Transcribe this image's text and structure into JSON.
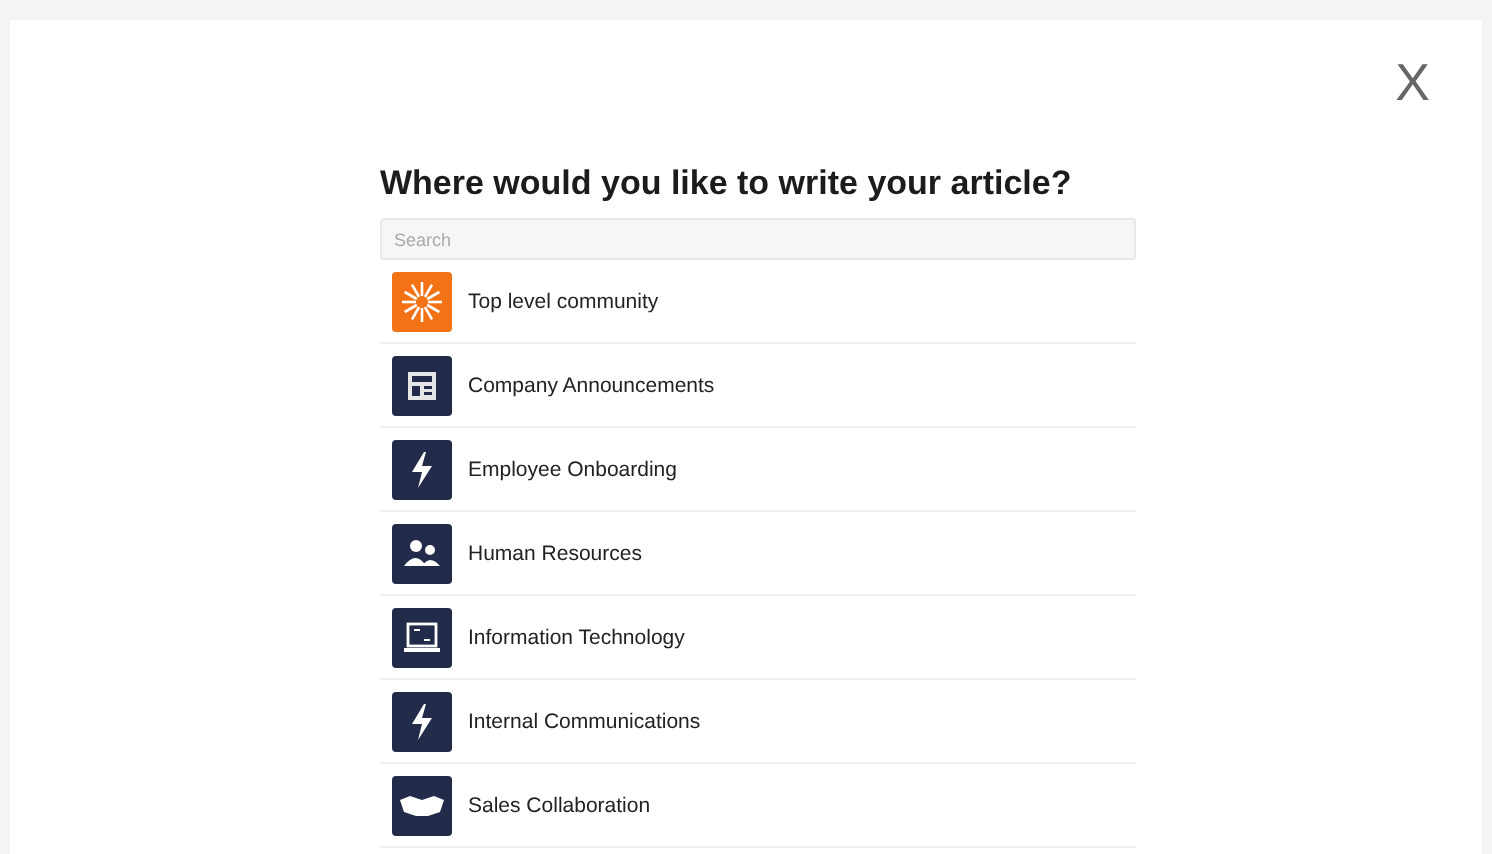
{
  "close": {
    "label": "X"
  },
  "title": "Where would you like to write your article?",
  "search": {
    "placeholder": "Search"
  },
  "communities": [
    {
      "name": "Top level community",
      "kind": "burst",
      "color": "#f47216"
    },
    {
      "name": "Company Announcements",
      "kind": "newspaper",
      "color": "#232b4a"
    },
    {
      "name": "Employee Onboarding",
      "kind": "bolt",
      "color": "#232b4a"
    },
    {
      "name": "Human Resources",
      "kind": "people",
      "color": "#232b4a"
    },
    {
      "name": "Information Technology",
      "kind": "laptop",
      "color": "#232b4a"
    },
    {
      "name": "Internal Communications",
      "kind": "bolt",
      "color": "#232b4a"
    },
    {
      "name": "Sales Collaboration",
      "kind": "handshake",
      "color": "#232b4a"
    }
  ]
}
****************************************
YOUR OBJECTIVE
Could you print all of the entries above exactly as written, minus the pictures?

SOLUTION FOR THIS TASK
Transcribe this image's text and structure into JSON.
{
  "close": {
    "label": "X"
  },
  "title": "Where would you like to write your article?",
  "search": {
    "placeholder": "Search"
  },
  "communities": [
    {
      "name": "Top level community",
      "kind": "burst",
      "color": "#f47216"
    },
    {
      "name": "Company Announcements",
      "kind": "newspaper",
      "color": "#232b4a"
    },
    {
      "name": "Employee Onboarding",
      "kind": "bolt",
      "color": "#232b4a"
    },
    {
      "name": "Human Resources",
      "kind": "people",
      "color": "#232b4a"
    },
    {
      "name": "Information Technology",
      "kind": "laptop",
      "color": "#232b4a"
    },
    {
      "name": "Internal Communications",
      "kind": "bolt",
      "color": "#232b4a"
    },
    {
      "name": "Sales Collaboration",
      "kind": "handshake",
      "color": "#232b4a"
    }
  ]
}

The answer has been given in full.